Theming for Drupal is not actually as hard as you may think. Certainly there are more advanced areas of theming possible with Drupal, which may or may not be necessary depending on the needs of your site or whether there are subtle defaults which you wish to change (and which you can learn about if and when they become necessary for your site). Creating the “overall theme” for your site though is very simple.
A Drupal theme is nothing more than a standard website layout, with a few bits of PHP code added in certain places, which you can simply copy/paste into place in order to call up Drupal’s “dynamic” content and features in those spots.
If you learn better visually, videos are available which cover much of the same information that will be illustrated here: Acquia Webinar.
Contributed/downloaded themes are more complex than “your” theme needs to be
You may have looked at various pre-made themes that either come
with Drupal core or are available for download, and sighed with frustration upon seeing their code. To some, the code looks very confusing.
Keep in mind that those themes have been created to address the needs of many people. The themes must be able to handle all kinds of scenarios, which means they have been designed to allow you to dynamically add various columns and other layout elements, and to support custom theming for features and modules which you might not even need. These themes usually include a large amount of PHP code that essentially says, “If this setting is true, then show this part this way, or else show that.” This makes the theme very flexible, but also very complicated.
However, your theme doesn’t need to work for everyone. It only needs to do the things your site requires and nothing more. All that you need are a few bits of PHP, which you can simply copy and paste into your own HTML template. These PHP snippets tell Drupal to load its dynamic content in those spots.
You might also find it useful to have a look at Drupal’s “most basic” core template files (those used when a theme doesn’t provide any alternative template files to override them). To view these basic templates, look in the /modules/system folder of your Drupal installation (in particular, look at page. tpl. php and node. tpl. php).
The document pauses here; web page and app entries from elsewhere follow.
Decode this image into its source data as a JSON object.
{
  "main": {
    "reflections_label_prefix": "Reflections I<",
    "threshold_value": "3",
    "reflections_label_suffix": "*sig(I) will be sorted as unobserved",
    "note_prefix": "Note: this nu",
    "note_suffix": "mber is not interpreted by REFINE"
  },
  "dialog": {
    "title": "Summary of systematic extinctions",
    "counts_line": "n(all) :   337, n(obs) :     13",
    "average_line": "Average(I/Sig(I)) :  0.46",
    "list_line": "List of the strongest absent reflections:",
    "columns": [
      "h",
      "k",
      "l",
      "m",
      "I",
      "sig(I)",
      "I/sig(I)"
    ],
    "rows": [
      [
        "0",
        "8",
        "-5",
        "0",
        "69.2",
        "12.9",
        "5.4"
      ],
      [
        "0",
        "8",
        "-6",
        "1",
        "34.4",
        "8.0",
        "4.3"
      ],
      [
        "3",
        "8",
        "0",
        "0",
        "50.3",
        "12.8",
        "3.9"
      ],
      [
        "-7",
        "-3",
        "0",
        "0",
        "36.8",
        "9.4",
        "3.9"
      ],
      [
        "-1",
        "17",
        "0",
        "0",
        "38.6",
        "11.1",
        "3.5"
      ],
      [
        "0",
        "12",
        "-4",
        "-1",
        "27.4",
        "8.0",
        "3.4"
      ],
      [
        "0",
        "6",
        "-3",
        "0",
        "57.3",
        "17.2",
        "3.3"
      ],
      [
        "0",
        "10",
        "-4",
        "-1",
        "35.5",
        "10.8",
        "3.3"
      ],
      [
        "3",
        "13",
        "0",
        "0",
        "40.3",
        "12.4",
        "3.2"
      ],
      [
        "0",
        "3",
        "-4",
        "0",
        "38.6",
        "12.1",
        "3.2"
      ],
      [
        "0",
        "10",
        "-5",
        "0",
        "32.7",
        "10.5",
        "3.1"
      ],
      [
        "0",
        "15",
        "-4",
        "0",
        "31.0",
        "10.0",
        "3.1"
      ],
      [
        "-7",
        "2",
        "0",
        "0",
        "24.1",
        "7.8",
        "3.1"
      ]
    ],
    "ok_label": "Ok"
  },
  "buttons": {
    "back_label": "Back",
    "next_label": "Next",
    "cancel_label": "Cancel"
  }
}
Just a few simple & basic elements make up a Drupal theme
The “main” template file in Drupal is called page. tpl. php. Make a copy of your website layout/template and call it page. tpl. php. Then, simply paste the following bits of code into your layout, in the locations noted (all the code mentioned in this lesson goes in the page. tpl. php file).
Starting your page
If you’re using Drupal 5:
Menu system / navigation
Drupal’s default menu for your site’s content is called Primary Links. There is also a Secondary Links menu which can show related sub-pages under the Primary menu. When stripped of all images and styles, a menu in Drupal is nothing more than a nested unordered list, in plain HTML, with links for each list item. You can use CSS to style a menu in any way you want; changing how it looks, whether it is horizontal (like tabs) or vertical, etc.
To make the Primary and Secondary Links menus appear on your site, paste the following into either the top area of your theme (for instance, if your menu is going to be styled as tabs or buttons), or in the sidebar area (for instance if you plan to have your menu show vertically in the sidebar).